Above, “Memento Mori,” by Rodrigo de la Sierra
Dedicated to the promotion and dissemination of modern and contemporary art in the Yucatan, the Fernando Garcia Ponce-Macay Museum opened in 1994 in a prominent landmark (built in 1573) on Merida’s Plaza Mayor adjacent to the Cathedral. A passageway between the two was enclosed with glass in 2001 and offers the opportunity to house large works for the public to interact with on a daily basis.
The main exhibition while we were in Merida early this year placed Timoteo in the spotlight. The plump, elfin-like, endearing Timo allows artist Rodrigo de la Sierra “to embrace the subtle art of the metaphor.”
De la Sierra refers to Timo as everybody’s man, somewhat of an alter ego. With a closer study of this character one sees a seemingly comic veneer interpreting some real serious stuff….
…(the featured) maquette (above) for a major work depicting a black, bronze death figure marching behind (at a distance) a group of banner bearing soldiers, all helmet-wearing Timos in the baroque tradition of the memento mori. His latest oeuvre is based on the human ego and all its ramifications. The obvious charm in all these pieces is almost obfuscated by the serious message in each, while some works flirt with the surreal.Margaret Failoni, 2012
The Macay’s temporary exhibitions all are changed out completely every three months, so Timo, the grim reaper lurking behind him, probably will not be found there now. Works by some of Merida’s native-born artists, including Fernando Garcia Ponce, are on permanent display, and the temporary exhibitions tend to be impressive. Two other main draws to the museum are it’s admission-free and it’s air-conditioned.
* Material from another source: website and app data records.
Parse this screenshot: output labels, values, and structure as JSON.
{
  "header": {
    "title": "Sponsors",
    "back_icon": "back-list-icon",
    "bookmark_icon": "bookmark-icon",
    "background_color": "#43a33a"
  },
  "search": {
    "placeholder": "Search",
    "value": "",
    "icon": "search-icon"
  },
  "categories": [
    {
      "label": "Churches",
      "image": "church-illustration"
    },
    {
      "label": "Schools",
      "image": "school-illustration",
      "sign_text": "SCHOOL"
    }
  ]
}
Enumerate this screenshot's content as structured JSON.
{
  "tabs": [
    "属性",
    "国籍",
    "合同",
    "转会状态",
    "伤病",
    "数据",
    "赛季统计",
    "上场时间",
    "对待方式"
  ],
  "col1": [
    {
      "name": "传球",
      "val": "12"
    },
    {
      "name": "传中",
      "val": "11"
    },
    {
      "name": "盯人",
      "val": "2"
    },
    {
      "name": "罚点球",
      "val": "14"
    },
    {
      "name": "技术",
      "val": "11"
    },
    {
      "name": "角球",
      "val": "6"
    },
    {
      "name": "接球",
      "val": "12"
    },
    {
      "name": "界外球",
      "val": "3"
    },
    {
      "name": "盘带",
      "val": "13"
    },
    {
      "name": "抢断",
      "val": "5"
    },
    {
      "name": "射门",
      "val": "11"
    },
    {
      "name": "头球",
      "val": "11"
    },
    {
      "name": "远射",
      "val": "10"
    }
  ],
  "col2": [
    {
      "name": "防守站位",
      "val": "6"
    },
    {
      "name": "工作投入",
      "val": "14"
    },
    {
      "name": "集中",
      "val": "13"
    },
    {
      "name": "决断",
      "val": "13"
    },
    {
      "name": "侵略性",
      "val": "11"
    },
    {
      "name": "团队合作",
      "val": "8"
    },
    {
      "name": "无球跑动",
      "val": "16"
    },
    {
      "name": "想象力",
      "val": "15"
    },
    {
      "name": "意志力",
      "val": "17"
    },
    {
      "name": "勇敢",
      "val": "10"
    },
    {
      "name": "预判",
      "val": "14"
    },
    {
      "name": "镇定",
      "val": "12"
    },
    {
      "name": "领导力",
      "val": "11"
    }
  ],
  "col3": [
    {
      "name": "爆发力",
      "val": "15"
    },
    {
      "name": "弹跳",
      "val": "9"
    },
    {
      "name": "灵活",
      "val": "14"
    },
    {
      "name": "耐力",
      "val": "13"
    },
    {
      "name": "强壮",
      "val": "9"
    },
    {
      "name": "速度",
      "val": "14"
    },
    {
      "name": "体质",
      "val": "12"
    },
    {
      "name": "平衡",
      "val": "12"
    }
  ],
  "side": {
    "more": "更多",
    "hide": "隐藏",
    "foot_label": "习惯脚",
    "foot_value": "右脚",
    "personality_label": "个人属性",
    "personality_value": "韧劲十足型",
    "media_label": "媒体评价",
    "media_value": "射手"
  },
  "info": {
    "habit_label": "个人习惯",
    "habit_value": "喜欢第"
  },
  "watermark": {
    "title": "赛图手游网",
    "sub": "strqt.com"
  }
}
The Macay represents another prime example of adaptive reuse of historic structures for contemporary museums. We absolutely cannot comprehend why The Alamo Plan in San Antonio is dragging its feet on reusing the fine buildings on the west side of its plaza for its new museum….